search and indeed The Mysterious Bookshop is still very much in business,
located as it is in downtown Manhattan on Warren Street.

So, I suppose, there’s still SOME hope.

For my next more substantial post I intend to bang out a rant that is aimed
at my displeasure over how the pricing and publishing pricing practices within
the rare/used book trade online AND off have been degenerating/inflating,
and also how some of the new small presses and other ltd. edition publishers
have been putting out books that are so outrageously expensive that it threatens
to ruin or “snobberize” the field we love, esp. horror, fantasy and SF.  A lot of
dealers on and offline and publishers are now guilty of sheer buccaneerism,
overpricing, and highwaymen type pricing and inflation way beyond what
the books are actually worth, and some of these small presses are pricing
their books at upwards of $500 for signed or ltd. edition titles which,
I would assume, are out of the reach of most average book collectors,
especially younger collectors.  We’re also in the midst of a massive
and seemingly interminable economic depression which is another
reason why I feel these trends are especially inexcusable.

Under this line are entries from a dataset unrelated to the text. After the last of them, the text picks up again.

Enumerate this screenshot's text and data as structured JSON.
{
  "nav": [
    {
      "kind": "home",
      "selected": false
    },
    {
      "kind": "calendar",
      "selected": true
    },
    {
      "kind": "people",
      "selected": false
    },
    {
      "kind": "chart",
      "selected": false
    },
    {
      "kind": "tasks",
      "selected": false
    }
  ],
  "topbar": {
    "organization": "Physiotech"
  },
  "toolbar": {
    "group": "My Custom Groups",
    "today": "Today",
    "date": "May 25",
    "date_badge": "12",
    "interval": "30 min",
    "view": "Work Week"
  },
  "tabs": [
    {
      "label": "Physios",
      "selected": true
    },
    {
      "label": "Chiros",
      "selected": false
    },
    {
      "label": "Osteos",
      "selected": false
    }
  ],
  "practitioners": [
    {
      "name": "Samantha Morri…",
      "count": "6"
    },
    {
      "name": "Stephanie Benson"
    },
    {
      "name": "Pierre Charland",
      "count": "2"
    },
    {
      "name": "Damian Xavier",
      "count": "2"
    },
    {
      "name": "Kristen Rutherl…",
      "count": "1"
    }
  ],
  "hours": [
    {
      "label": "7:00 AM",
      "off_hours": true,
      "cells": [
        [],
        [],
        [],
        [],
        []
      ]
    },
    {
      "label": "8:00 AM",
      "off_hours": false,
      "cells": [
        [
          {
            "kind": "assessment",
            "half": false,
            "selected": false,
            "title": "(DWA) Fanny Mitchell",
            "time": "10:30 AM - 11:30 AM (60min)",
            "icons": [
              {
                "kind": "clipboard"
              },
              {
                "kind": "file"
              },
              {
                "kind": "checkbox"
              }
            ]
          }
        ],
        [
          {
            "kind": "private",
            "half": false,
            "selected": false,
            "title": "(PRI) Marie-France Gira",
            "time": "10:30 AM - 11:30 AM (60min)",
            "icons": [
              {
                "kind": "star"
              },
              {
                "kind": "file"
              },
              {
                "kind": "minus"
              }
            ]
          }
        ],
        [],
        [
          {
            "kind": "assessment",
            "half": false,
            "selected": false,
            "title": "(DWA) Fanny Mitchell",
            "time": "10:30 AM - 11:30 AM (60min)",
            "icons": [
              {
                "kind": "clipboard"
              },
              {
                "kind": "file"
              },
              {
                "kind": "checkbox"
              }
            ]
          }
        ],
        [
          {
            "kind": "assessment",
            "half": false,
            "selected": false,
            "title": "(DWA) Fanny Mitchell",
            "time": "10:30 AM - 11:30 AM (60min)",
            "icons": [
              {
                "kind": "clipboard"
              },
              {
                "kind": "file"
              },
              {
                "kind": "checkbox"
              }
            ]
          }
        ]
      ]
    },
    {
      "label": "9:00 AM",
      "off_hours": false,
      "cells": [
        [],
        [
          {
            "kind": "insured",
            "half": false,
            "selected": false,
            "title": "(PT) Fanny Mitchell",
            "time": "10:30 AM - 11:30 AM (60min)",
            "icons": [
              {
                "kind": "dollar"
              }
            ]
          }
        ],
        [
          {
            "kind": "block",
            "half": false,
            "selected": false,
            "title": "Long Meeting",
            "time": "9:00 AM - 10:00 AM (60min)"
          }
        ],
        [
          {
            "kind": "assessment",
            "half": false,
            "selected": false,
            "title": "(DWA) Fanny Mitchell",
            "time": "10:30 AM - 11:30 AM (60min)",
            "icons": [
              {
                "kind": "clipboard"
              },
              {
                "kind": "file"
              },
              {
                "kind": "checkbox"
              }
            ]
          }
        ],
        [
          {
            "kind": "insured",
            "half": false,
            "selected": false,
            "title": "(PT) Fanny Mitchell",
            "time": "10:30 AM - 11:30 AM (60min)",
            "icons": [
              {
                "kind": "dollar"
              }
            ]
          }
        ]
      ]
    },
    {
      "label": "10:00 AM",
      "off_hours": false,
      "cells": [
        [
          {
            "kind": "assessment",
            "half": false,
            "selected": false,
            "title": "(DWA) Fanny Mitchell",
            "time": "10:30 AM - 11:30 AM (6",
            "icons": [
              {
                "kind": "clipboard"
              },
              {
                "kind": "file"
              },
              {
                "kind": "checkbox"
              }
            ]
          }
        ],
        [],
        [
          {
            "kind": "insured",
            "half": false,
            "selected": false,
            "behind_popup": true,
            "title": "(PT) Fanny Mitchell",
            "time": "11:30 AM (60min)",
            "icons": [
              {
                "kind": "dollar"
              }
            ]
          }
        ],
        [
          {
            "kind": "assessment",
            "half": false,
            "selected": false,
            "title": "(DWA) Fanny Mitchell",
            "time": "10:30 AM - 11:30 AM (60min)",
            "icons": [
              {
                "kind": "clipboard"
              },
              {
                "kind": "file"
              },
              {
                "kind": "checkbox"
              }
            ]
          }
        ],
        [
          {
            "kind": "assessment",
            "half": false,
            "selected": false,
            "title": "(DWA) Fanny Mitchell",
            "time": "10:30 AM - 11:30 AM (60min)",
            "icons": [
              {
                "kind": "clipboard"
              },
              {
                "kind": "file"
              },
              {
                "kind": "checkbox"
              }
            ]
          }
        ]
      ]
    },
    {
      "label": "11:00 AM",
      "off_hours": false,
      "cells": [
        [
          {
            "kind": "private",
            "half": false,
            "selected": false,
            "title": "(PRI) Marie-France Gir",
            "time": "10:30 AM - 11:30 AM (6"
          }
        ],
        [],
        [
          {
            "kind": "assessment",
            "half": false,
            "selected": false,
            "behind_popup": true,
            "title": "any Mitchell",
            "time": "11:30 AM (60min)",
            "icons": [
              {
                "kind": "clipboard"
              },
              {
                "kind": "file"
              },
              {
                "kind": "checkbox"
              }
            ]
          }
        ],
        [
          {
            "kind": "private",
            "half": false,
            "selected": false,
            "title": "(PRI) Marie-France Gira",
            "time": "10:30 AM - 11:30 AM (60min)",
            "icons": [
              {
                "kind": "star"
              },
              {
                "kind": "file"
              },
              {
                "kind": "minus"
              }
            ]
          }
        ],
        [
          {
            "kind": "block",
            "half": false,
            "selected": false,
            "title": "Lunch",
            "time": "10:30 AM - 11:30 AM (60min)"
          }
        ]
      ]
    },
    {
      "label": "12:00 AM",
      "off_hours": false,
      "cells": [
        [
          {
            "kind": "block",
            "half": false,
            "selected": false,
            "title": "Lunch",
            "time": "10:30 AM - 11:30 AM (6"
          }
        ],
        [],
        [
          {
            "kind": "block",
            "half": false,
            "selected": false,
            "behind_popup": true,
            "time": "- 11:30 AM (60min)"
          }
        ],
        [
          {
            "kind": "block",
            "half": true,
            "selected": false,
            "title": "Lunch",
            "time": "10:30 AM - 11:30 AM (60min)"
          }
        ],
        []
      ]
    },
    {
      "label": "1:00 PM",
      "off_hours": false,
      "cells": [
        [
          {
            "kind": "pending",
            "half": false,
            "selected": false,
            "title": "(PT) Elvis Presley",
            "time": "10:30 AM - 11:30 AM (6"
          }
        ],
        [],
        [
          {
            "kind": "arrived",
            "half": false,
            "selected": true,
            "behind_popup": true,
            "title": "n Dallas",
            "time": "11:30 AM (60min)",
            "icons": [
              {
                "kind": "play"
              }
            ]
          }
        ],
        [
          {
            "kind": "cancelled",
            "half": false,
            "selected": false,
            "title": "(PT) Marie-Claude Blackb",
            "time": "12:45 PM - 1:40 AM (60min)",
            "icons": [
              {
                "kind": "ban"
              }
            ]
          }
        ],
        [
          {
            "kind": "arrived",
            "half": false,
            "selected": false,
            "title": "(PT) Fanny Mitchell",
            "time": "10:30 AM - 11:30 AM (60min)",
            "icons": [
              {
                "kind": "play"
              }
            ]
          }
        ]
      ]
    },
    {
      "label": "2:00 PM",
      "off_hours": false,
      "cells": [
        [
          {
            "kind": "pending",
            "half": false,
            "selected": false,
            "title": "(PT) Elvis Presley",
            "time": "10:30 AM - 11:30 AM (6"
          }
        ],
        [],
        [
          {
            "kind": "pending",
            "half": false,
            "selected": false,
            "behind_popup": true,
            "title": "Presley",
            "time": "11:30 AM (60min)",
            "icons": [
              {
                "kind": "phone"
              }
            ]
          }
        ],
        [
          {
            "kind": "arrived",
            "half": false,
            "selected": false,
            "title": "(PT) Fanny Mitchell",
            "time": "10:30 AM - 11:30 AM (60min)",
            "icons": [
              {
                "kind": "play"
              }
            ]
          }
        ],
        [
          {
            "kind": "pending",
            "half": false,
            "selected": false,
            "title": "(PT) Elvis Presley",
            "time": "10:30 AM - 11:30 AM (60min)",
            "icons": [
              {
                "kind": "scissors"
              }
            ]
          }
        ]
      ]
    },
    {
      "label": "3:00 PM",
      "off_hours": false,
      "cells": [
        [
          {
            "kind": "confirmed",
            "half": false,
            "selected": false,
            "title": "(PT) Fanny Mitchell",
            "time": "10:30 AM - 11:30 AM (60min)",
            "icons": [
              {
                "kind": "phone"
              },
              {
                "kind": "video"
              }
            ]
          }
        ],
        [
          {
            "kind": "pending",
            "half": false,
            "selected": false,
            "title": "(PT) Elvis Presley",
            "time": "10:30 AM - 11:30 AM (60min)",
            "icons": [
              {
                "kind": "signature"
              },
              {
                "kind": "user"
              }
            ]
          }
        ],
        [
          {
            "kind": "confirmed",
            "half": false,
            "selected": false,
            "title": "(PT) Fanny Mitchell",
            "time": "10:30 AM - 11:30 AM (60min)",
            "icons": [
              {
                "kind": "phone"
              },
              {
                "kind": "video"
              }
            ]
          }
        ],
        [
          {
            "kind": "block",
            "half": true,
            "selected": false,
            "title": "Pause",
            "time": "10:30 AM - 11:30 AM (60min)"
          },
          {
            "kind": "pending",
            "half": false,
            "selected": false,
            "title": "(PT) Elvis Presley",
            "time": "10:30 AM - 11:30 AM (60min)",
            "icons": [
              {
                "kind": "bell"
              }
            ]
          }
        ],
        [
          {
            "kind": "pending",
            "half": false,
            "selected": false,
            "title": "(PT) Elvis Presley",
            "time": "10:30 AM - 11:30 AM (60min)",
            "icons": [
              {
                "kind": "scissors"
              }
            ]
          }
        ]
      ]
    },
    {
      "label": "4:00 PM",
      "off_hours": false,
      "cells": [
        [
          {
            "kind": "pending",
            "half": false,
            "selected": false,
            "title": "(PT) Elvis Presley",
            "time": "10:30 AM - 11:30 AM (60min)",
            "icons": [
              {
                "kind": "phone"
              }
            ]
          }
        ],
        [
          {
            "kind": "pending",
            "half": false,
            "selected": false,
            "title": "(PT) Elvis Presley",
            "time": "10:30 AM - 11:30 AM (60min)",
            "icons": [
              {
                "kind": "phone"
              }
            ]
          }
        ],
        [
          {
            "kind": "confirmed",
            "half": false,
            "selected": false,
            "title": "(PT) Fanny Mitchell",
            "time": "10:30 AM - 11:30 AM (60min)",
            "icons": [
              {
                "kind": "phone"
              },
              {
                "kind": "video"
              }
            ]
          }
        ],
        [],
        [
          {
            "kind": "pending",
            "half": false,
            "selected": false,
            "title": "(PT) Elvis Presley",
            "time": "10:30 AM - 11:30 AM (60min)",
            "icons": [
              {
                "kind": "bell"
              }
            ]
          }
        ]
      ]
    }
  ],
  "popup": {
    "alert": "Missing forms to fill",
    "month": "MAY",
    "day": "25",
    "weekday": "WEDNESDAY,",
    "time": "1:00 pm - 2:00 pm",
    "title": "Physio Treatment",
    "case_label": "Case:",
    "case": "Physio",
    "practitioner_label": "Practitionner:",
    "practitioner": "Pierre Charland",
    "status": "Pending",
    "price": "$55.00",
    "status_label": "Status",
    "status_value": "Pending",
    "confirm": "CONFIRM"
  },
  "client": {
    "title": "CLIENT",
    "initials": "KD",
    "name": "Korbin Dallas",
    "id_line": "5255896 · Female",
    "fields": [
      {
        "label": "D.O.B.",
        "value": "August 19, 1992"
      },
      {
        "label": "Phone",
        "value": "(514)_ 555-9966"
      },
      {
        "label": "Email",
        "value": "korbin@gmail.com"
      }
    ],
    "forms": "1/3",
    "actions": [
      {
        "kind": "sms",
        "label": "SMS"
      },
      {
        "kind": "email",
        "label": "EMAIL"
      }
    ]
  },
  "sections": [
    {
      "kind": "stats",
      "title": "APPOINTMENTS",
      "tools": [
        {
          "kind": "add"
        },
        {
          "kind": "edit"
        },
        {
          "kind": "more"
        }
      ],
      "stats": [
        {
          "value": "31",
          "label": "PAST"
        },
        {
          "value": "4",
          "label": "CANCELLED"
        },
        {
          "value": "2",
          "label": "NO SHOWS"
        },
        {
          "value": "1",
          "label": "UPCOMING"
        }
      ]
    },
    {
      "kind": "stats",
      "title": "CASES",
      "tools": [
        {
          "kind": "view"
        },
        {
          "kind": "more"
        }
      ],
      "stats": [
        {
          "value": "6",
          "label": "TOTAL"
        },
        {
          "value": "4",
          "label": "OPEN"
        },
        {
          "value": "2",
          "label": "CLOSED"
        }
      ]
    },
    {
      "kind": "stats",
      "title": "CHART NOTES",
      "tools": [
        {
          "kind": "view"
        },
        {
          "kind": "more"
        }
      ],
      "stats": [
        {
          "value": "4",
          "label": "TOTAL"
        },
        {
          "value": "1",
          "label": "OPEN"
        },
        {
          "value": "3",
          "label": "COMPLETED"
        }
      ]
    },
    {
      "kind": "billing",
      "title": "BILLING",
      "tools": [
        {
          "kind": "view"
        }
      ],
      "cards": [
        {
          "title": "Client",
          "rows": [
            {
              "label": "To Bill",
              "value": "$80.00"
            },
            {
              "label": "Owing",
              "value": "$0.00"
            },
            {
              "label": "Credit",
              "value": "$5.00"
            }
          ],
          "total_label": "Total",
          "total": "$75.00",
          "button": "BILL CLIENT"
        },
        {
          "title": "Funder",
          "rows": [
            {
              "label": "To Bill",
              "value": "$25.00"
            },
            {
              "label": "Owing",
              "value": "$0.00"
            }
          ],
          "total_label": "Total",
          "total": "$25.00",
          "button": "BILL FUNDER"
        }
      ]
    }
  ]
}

The other issue, as I hope to address, is that the rare book markets
do not have anything like an Overstreet Price Guide book or
other authority to determine basic guidelines for pricing,
unlike the comics world, and of course that’s only a guide
in any case.  I just availed myself of a copy of Overstreet
yesterday, in fact, and ok, a 1st issue of DC Superman at Near Mint
is valued at nearly $150,000, and that’s one thing, but when
I see a copy of my friend S. T. Joshi’s recent Lovecraft: A Life
biography (itself an expanded reissue edition of the 1995 edition)
out from my friend Derrick Hussey’s Hippocampus
Press last year (2011) going for $1000 on,
being sold by some jerk of a private dealer or huckster,
and the copy’s not even signed by S. T., or anything,
and the basic book is only valued at $100 for the 2 volume
hardcover set, I get pissed off!   This isn’t a rare book yet,
it’s not signed, and it’s not out of print yet, and it’s only
a year old, so there’s no earthly reason for some dealer
to charge $1000 for one.  This is the type of wanker I’ll
be taking to task in my next post on this subject!
And woe be to you who are doing stuff like this!  You
shall be excoriated painfully and thoroughly!